Dinosaurs came in a ridiculous variety of shapes and sizes, but just how they all fit together is still up for debate. The recently-discovered Chilesaurus is made up of a weird mishmash of body parts from different types of dinosaurs, and now scientists believe it could help plug a major hole in the history of these ancient reptiles.
Earlier this year, researchers at the University of Cambridge and the London Natural History Museum shook up the dinosaur family tree, which had stood almost unchanged for over a century. Under the newly proposed structure, the Therapoda (two-legged predators like T-rex) and Ornithischia (bird-hipped herbivores like Triceratops and Stegosaurus) groups were closely related, while the Sauropodomorpha (giant long-necked creatures like Brachiosaurus) were more distant cousins.

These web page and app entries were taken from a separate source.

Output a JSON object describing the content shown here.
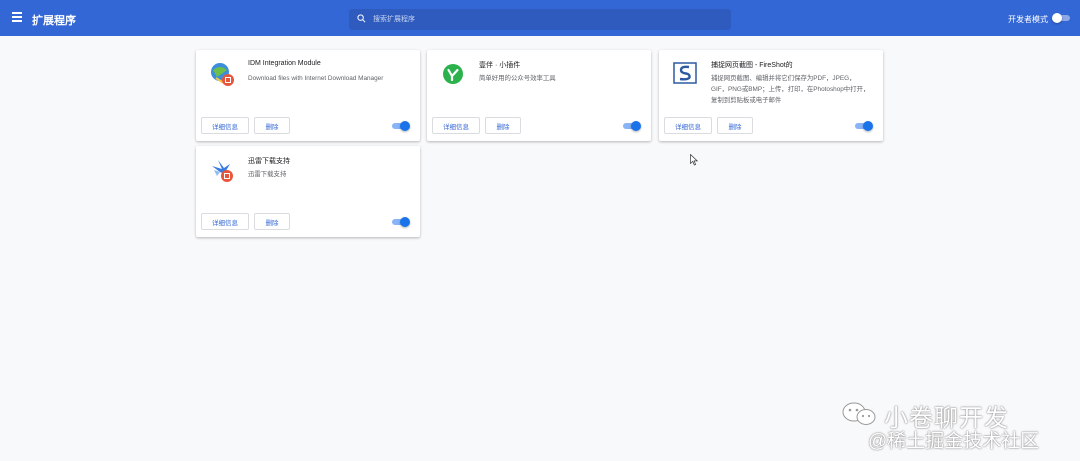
{
  "header": {
    "menu_icon": "hamburger-menu-icon",
    "title": "扩展程序",
    "search_placeholder": "搜索扩展程序",
    "search_icon": "search-icon",
    "dev_mode_label": "开发者模式",
    "dev_mode_on": false
  },
  "extensions": [
    {
      "name": "IDM Integration Module",
      "description": "Download files with Internet Download Manager",
      "icon": "idm-icon",
      "details_label": "详细信息",
      "remove_label": "删除",
      "enabled": true
    },
    {
      "name": "壹伴 · 小插件",
      "description": "简单好用的公众号效率工具",
      "icon": "yiban-icon",
      "details_label": "详细信息",
      "remove_label": "删除",
      "enabled": true
    },
    {
      "name": "捕捉网页截图 - FireShot的",
      "description": "捕捉网页截图、编辑并将它们保存为PDF，JPEG，GIF，PNG或BMP；上传，打印，在Photoshop中打开，复制到剪贴板或电子邮件",
      "icon": "fireshot-icon",
      "details_label": "详细信息",
      "remove_label": "删除",
      "enabled": true
    },
    {
      "name": "迅雷下载支持",
      "description": "迅雷下载支持",
      "icon": "thunder-icon",
      "details_label": "详细信息",
      "remove_label": "删除",
      "enabled": true
    }
  ],
  "watermark": {
    "line1": "小卷聊开发",
    "line2": "@稀土掘金技术社区"
  },
  "colors": {
    "header_bg": "#3367d6",
    "accent": "#1a73e8",
    "background": "#f8f9fa"
  }
}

And that's where Chilesaurus comes in. At a glance, it looks like a theropod – but its flat, grinding teeth reveal it was a vegetarian, and its bird-like hips are characteristic of the Ornithischia group. But unlike other ornithischian dinosaurs, Chilesaurus has a rounder snout instead of a pointed beak-like structure. It was a puzzle.

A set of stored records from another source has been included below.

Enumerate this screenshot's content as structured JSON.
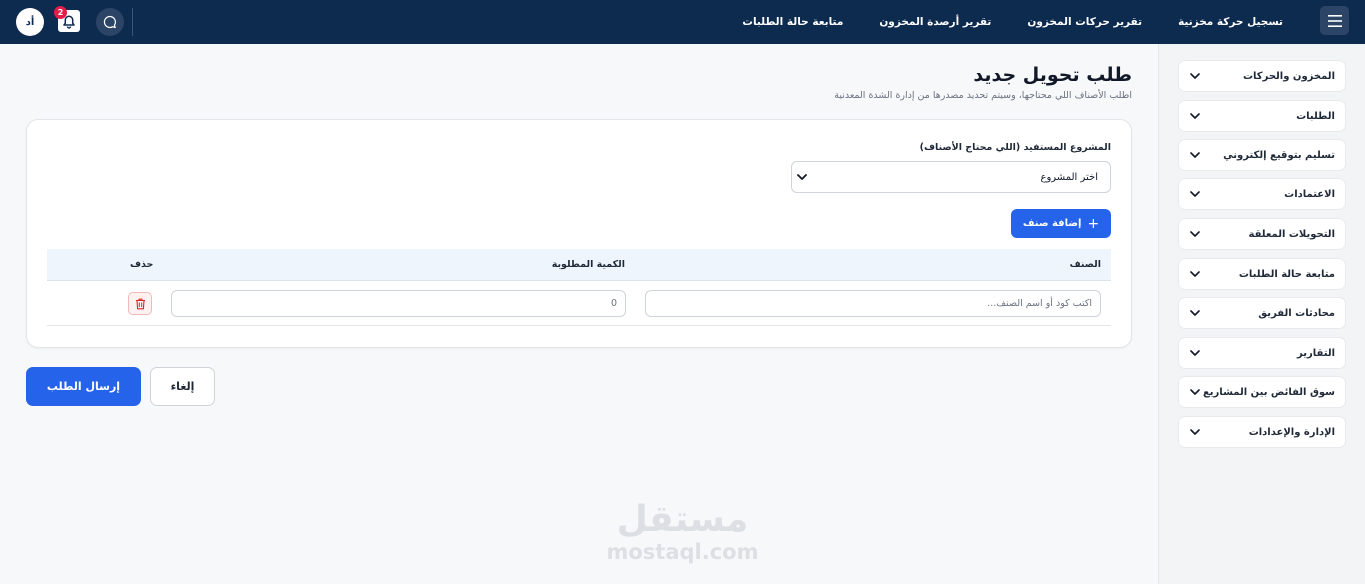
{
  "topbar": {
    "nav": [
      {
        "label": "تسجيل حركة مخزنية"
      },
      {
        "label": "تقرير حركات المخزون"
      },
      {
        "label": "تقرير أرصدة المخزون"
      },
      {
        "label": "متابعة حالة الطلبات"
      }
    ],
    "notifications_count": "2",
    "avatar_initials": "أد"
  },
  "sidebar": {
    "items": [
      {
        "label": "المخزون والحركات"
      },
      {
        "label": "الطلبات"
      },
      {
        "label": "تسليم بتوقيع إلكتروني"
      },
      {
        "label": "الاعتمادات"
      },
      {
        "label": "التحويلات المعلقة"
      },
      {
        "label": "متابعة حالة الطلبات"
      },
      {
        "label": "محادثات الفريق"
      },
      {
        "label": "التقارير"
      },
      {
        "label": "سوق الفائض بين المشاريع"
      },
      {
        "label": "الإدارة والإعدادات"
      }
    ]
  },
  "page": {
    "title": "طلب تحويل جديد",
    "subtitle": "اطلب الأصناف اللي محتاجها، وسيتم تحديد مصدرها من إدارة الشدة المعدنية"
  },
  "form": {
    "project_label": "المشروع المستفيد (اللي محتاج الأصناف)",
    "project_select_value": "اختر المشروع",
    "add_item_label": "إضافة صنف",
    "table": {
      "headers": {
        "item": "الصنف",
        "quantity": "الكمية المطلوبة",
        "delete": "حذف"
      },
      "rows": [
        {
          "item_placeholder": "اكتب كود أو اسم الصنف...",
          "quantity_value": "0"
        }
      ]
    }
  },
  "actions": {
    "submit_label": "إرسال الطلب",
    "cancel_label": "إلغاء"
  },
  "watermark": {
    "arabic": "مستقل",
    "latin": "mostaql.com"
  },
  "colors": {
    "topbar": "#0d2a4f",
    "primary": "#2563eb",
    "danger": "#e11d48"
  }
}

"Chilesaurus almost looks like it was stitched together from different animals, which is why it baffled everybody," says Matthew Baron, joint first author of the study.
Like their previous study, the researchers analyzed over 450 anatomical characteristics of early dinosaurs to find where the Chilesaurus belongs in the family. According to the study, the animal's oddball anatomy makes it a "missing link" between the two related groups, Ornithischia and Therapoda. The finding sheds some light on how and in which order these individual features might have evolved.
"Before this, there were no transitional specimens – we didn't know what order these characteristics evolved in," says Baron. "This shows that in bird-hipped dinosaurs, the gut evolved first, and the jaws evolved later – it fills the gap quite nicely. There was a split in the dinosaur family tree, and the two branches took different evolutionary directions. This seems to have happened because of change in diet for Chilesaurus. It seems it became more advantageous for some of the meat eating dinosaurs to start eating plants, possibly even out of necessity."
It's probably only the beginning for these kinds of discoveries, according to the researchers. So far, their dataset focuses on early dinosaurs, but they expect to dig up some other surprises once they extend the pool to include later species as well.
The research was published in the journal Biology Letters.
Source: University of Cambridge